Neither Clune nor Eataly would disclose the budget and final cost of the L.A. Eataly buildout.

The fusion of old world and the new—a standard Eataly approach—is evident not only in the mixed crews that constructed the property, but the products and other offerings in L.A.

Like other Eatalys, there are markets scattered on the main floor dedicated to cheese and cured meats, seafood, bread, cut meats and pastries, as well as a large selection of fresh produce and imported Italian groceries. Three restaurants—the seafood-oriented Il Pesce Cucina, La Pizza, dedicated to Neapolitan-style pizza, and La Pasta, (self-explanatory)—are arranged around floor-to-ceiling windows offering a view of palm-tree-lined Santa Monica Boulevard and the hills of Century City and beyond. Eataly L.A., like other locations, enlists local talent among its roster of culinary masters. (Aside from co-founder Mario Batali, whose products were pulled from its shelves in response to sexual assault allegations leveled at the famous chef.) Acclaimed local chef and restaurateur Michael Cimarusti and his co-owner Donato Poto of Providence helm the seafood restaurant. L’Orto dello Chef, Eataly’s take on the salad bar, which was first introduced at their Downtown New York location, will be helmed with a rotating collaboration with local chefs. Currently, Jason Neroni of Venice’s iconic Rose Café, is curating its offerings.

In terms of firsts, Eataly L.A. is the only location where patrons can sit outside, with tables on an outdoor balcony offered to take advantage of the usually pleasant SoCal weather. It also is the only location thus far to offer Roman style pizza—thicker-crust oblong pies baked and served up on wooden pallets—which was doing well with the late-afternoon snacking crowd.

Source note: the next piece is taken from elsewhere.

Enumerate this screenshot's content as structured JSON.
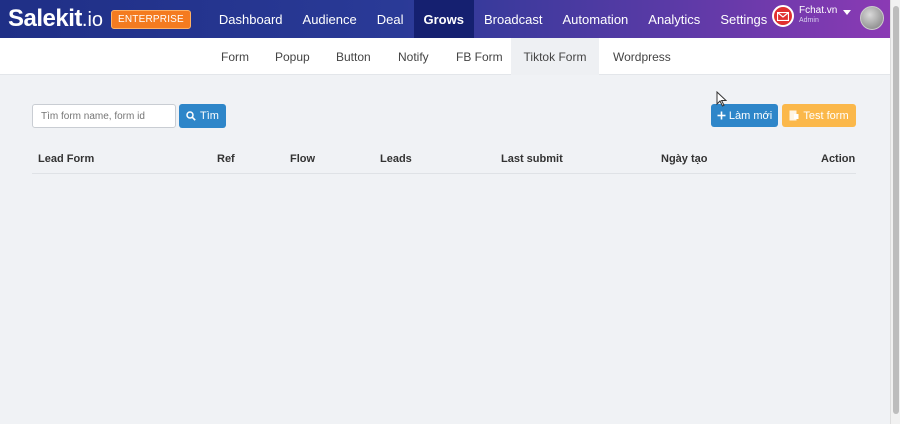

In a nod to California’s established new-world winemaking industry, the West Coast outpost features non-Italian wines for the first time for purchase.

“California and Italy share many similarities, including the climate, which allows us to be even more in touch with the community and pay homage to California’s rich wine tradition,” Saper said.

The West Coast market also offers an olive oil department reminiscent of olive oil tasting rooms and local artisan retailers like We Olive, where customers can sample and fill bottles of select product for purchase. In addition, Eataly L.A. carries the small-batch, hard-to-find White Moustache Yogurt, whose founder Homa Dashtaki makes 288, eight-ounce glass jars a day, filled by hand in a dairy room downstairs. Given the year-round produce available out West Coast, the L.A. outpost debuted the first-ever farmer’s market last Friday amid the usual fresh-ingredient offerings.

“We like to think of our stores as a family,” Saper said. “We are a brand, but each store is slightly different and has its own personality, just like siblings.”